Information revealed by a Truthout Freedom of Information Act (FOIA) request was included in testimony presented to a federal judge in New York City who ruled this week to permanently block the United States military from enforcing part of a law allowing it to indefinitely detain anyone - including US citizens - accused of aiding terrorist organizations.
US District Judge Katherine Forrest permanently blocked the military from enforcing the controversial section of the National Defense Authorization Act (NDAA) that allows for such indefinite detention of people accused of working with terrorists.
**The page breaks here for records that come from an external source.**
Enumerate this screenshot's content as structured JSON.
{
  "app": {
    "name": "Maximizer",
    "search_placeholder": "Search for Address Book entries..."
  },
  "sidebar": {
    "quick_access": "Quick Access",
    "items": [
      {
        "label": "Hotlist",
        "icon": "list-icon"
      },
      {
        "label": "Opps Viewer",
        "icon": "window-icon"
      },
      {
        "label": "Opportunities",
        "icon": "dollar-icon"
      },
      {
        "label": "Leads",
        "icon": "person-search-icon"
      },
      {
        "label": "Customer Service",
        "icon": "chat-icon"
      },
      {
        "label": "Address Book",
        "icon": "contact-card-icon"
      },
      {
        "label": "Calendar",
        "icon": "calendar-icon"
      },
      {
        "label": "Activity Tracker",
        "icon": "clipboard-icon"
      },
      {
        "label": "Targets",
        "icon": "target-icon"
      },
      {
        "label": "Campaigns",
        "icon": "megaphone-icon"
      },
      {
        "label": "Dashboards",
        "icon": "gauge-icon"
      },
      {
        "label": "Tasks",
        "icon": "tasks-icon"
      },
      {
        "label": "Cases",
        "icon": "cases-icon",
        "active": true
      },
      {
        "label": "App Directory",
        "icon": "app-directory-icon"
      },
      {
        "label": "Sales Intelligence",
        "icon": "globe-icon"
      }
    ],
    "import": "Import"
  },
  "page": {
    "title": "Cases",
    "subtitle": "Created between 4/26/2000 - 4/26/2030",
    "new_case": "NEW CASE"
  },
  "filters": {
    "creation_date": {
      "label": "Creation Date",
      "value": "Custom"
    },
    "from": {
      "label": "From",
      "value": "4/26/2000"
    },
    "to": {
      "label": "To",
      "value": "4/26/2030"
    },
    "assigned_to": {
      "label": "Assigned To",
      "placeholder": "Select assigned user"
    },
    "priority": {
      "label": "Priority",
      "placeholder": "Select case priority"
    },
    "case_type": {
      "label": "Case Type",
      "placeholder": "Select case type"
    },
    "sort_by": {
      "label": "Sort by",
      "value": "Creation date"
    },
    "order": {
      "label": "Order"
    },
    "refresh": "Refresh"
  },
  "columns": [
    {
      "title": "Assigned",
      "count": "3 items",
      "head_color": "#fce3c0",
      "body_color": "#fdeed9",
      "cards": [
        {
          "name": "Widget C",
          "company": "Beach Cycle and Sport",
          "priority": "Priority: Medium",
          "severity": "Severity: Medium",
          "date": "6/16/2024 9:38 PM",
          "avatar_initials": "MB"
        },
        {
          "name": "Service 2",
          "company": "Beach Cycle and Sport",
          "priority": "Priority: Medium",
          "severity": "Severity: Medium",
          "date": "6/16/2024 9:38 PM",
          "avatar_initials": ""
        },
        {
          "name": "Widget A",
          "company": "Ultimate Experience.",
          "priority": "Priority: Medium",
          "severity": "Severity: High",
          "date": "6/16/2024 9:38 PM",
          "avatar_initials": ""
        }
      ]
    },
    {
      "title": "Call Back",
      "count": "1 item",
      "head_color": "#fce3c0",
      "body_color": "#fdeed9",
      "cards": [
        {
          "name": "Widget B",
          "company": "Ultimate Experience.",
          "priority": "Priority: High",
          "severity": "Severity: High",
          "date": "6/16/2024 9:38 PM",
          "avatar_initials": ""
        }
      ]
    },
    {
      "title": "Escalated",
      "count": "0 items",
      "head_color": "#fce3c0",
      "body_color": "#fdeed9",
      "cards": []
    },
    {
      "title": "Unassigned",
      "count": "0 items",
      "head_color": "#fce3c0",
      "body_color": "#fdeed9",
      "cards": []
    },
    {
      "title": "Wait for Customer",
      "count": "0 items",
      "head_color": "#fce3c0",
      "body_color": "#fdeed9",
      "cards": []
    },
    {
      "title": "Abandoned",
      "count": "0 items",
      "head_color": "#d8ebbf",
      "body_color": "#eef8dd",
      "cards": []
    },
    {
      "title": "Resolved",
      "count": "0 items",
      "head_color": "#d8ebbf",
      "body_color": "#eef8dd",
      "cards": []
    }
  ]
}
Forrest issued a preliminary injunction against the section in May.
Within 24 hours of the ruling, President Obama's Justice Department appealed the decision to the disappointment civil liberties groups.
Soon after the NDAA sailed through Congress and was signed by President Obama on New Year's Day, award-winning journalist and Truthout contributor Chris Hedges filed a lawsuit arguing that his work as a war correspondent, which included interviewing terrorists, put him at risk of wrongful and indefinite detention.
The paragraph in the NDAA at issue would allow the military to hold anyone accused of having "substantially supported" al-Qaeda, the Taliban or "associated forces" until "the end of hostilities."
Six other co-plaintiffs joined Hedges in the lawsuit, including author and Truthout contributor Noam Chomsky and famed whistleblower Daniel Ellsberg.
Co-plaintiff Alexa O'Brien, a journalist and co-founder of the protest movement US Days of Rage, cited a Truthout FOIA request in her testimony.
O'Brien said that a federal agent confidentially notified her about a document suggesting the Department of Homeland Security (DHS) planned to infiltrate US Days of Rage by linking it to the hacktivist collective Anonymous.
Included in her testimony is a memo unearthed by Truthout which states: "National Cybersecurity and Communications Integration Center Bulletin. Details on 'Anonymous,' upcoming U.S. operations 17 September 2011 Occupy Wall Street, 'U.S. Day of Rage.'"
O'Brien also testified that she learned from several sources, including leaked documents on WikiLeaks, that a private security firm and former US State Department officials had allegedly been asked to tie US Days of Rage to terrorist web sites.
The FOIA request, filed by Jason Leopold and first published with a series of stories by Truthout in March 2012, also revealed that DHS had kept tabs on the Anonymous hackers.